Data entries
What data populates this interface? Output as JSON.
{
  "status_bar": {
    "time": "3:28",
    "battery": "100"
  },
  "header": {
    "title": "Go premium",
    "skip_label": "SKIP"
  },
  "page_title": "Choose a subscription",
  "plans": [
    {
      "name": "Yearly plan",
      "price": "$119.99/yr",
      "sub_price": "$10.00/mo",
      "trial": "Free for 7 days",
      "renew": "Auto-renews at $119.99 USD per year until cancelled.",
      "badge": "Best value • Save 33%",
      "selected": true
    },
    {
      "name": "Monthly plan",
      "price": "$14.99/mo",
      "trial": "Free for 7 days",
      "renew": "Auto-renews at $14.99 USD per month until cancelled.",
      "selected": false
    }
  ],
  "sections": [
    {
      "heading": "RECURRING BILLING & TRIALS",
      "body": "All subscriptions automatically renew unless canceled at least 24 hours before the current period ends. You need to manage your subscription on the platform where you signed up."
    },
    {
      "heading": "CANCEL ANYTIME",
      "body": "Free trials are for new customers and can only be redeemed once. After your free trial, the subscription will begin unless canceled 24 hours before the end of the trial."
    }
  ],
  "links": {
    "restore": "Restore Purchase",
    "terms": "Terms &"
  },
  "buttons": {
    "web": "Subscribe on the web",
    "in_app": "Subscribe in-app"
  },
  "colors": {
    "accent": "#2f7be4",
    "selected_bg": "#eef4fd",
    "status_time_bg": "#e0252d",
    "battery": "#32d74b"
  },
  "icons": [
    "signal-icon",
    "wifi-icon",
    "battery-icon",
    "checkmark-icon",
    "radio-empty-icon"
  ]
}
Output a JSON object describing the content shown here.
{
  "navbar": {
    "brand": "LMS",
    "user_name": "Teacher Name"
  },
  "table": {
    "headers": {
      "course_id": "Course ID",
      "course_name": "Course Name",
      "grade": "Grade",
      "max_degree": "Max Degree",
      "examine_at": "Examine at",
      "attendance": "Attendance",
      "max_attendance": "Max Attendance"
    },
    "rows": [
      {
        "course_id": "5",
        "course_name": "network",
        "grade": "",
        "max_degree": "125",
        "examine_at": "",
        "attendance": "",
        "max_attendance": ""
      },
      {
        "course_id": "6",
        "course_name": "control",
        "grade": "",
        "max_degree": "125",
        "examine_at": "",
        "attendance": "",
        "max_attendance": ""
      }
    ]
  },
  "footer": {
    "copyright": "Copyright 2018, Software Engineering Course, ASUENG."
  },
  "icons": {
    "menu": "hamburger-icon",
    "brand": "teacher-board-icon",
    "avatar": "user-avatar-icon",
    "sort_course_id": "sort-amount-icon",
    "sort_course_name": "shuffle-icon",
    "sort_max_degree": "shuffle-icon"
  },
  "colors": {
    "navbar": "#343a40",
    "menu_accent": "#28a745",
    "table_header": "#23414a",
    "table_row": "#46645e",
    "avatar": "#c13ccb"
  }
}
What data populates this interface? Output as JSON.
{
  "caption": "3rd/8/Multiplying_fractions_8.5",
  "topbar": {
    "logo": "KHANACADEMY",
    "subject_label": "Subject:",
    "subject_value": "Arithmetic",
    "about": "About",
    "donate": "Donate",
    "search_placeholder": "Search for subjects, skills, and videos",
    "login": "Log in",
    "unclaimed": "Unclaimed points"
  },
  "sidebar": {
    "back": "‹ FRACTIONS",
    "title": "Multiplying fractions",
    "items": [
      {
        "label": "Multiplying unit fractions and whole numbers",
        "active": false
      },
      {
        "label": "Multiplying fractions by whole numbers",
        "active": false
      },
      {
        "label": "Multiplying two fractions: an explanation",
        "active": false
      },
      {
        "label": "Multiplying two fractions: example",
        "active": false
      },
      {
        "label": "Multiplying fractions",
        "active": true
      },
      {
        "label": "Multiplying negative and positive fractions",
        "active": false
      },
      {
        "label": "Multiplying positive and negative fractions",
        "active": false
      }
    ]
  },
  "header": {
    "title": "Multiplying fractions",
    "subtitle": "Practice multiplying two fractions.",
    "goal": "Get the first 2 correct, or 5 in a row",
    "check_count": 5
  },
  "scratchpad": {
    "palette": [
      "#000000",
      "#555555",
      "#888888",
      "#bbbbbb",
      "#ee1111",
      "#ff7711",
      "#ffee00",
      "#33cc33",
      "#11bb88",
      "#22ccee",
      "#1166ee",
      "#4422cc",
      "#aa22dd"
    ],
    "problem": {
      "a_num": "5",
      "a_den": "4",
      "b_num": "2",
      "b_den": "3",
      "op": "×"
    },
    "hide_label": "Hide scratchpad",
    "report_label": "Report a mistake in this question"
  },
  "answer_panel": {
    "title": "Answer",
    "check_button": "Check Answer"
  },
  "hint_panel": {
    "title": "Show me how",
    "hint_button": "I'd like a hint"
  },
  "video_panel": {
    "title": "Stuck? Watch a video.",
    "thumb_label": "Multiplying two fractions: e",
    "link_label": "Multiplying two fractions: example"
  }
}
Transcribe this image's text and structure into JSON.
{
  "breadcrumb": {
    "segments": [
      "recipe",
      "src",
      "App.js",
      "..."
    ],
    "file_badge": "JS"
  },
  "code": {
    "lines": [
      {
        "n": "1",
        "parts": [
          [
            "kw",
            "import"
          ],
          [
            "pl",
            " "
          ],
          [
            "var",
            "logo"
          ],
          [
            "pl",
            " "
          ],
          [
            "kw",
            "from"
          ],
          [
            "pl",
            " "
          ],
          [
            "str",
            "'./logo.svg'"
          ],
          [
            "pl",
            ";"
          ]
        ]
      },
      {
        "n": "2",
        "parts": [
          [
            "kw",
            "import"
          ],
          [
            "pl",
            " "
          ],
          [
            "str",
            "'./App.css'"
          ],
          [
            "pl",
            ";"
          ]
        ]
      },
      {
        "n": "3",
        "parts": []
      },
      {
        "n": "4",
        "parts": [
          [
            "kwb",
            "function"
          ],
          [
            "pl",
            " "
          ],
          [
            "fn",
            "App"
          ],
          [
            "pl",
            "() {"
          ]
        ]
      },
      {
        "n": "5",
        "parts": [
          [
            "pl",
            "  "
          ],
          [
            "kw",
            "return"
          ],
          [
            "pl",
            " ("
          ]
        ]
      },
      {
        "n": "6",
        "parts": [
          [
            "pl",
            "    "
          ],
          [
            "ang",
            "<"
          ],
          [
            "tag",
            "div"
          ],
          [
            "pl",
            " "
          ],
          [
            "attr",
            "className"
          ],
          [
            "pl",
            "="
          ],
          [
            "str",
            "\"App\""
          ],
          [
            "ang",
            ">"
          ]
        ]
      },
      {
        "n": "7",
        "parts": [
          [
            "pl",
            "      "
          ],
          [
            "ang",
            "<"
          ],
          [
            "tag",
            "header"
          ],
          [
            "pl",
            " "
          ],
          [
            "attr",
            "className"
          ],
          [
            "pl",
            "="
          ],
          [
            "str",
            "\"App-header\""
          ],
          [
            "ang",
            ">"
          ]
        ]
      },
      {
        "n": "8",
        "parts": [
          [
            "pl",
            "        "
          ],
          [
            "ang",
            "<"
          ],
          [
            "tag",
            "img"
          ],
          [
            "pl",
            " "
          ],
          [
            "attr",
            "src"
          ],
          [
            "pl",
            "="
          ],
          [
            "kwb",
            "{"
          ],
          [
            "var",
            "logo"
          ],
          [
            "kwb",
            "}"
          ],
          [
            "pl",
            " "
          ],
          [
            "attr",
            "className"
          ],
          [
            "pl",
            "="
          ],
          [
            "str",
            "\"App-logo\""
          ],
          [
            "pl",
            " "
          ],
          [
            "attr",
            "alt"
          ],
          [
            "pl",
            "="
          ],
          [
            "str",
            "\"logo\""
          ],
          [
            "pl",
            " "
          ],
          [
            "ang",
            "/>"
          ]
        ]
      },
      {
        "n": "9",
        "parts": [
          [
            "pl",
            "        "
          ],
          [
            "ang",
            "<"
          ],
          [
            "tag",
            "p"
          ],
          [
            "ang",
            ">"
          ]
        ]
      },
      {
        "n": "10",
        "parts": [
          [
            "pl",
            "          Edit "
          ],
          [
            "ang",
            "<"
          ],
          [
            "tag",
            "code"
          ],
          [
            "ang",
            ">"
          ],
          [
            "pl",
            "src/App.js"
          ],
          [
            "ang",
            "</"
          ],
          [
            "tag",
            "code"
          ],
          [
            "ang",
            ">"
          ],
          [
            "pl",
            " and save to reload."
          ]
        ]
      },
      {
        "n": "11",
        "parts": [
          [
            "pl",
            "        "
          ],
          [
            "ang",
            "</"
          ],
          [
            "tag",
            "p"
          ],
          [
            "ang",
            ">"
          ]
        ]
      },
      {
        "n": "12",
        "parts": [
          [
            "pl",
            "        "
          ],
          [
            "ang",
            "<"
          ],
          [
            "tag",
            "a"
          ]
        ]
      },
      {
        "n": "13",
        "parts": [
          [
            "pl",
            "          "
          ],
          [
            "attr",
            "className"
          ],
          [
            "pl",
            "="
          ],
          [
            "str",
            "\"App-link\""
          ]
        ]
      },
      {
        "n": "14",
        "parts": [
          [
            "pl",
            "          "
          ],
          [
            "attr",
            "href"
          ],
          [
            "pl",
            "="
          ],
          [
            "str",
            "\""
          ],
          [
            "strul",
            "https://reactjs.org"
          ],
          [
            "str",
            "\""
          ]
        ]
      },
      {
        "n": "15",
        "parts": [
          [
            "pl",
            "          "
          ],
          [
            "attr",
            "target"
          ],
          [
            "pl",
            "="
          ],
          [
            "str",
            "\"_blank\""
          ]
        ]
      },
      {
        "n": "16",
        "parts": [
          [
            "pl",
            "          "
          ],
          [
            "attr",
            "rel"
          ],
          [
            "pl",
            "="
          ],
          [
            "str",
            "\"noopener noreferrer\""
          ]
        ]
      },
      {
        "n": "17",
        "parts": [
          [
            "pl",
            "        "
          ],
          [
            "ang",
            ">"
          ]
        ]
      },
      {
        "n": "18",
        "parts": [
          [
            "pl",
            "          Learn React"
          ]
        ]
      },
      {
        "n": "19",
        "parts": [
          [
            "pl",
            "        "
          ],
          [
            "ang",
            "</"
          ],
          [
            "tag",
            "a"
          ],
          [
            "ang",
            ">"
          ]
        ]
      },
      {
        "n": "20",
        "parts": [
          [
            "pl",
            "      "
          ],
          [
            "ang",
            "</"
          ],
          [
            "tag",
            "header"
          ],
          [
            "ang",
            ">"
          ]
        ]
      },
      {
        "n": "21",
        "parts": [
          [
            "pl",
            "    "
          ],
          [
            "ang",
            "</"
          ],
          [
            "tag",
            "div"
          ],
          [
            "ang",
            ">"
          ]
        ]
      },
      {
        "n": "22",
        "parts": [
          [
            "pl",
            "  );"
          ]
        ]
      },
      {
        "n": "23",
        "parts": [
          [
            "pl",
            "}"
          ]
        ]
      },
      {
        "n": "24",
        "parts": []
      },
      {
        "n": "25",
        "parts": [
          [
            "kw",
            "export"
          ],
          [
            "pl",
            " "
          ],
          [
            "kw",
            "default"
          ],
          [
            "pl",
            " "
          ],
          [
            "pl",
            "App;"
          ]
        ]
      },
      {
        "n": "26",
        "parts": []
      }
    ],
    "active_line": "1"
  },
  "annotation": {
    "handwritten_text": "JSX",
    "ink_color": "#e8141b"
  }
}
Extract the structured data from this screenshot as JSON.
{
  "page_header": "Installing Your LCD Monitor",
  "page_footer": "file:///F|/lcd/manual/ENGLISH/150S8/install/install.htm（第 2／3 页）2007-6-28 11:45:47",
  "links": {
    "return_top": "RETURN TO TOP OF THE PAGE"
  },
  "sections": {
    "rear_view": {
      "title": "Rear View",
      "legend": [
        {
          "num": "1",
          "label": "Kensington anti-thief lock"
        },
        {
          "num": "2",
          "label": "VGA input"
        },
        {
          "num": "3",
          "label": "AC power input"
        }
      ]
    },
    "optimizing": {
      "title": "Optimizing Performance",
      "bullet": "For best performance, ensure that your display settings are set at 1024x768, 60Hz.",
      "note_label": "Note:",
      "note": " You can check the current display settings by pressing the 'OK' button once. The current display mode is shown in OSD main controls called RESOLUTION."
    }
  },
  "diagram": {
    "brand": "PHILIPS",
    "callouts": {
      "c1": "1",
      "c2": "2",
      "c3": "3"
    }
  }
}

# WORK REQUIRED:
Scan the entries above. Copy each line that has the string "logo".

# RESULT OF THE TASK:
    "logo": "KHANACADEMY",
            "logo"
            "'./logo.svg'"
            "logo"
            "\"App-logo\""
            "\"logo\""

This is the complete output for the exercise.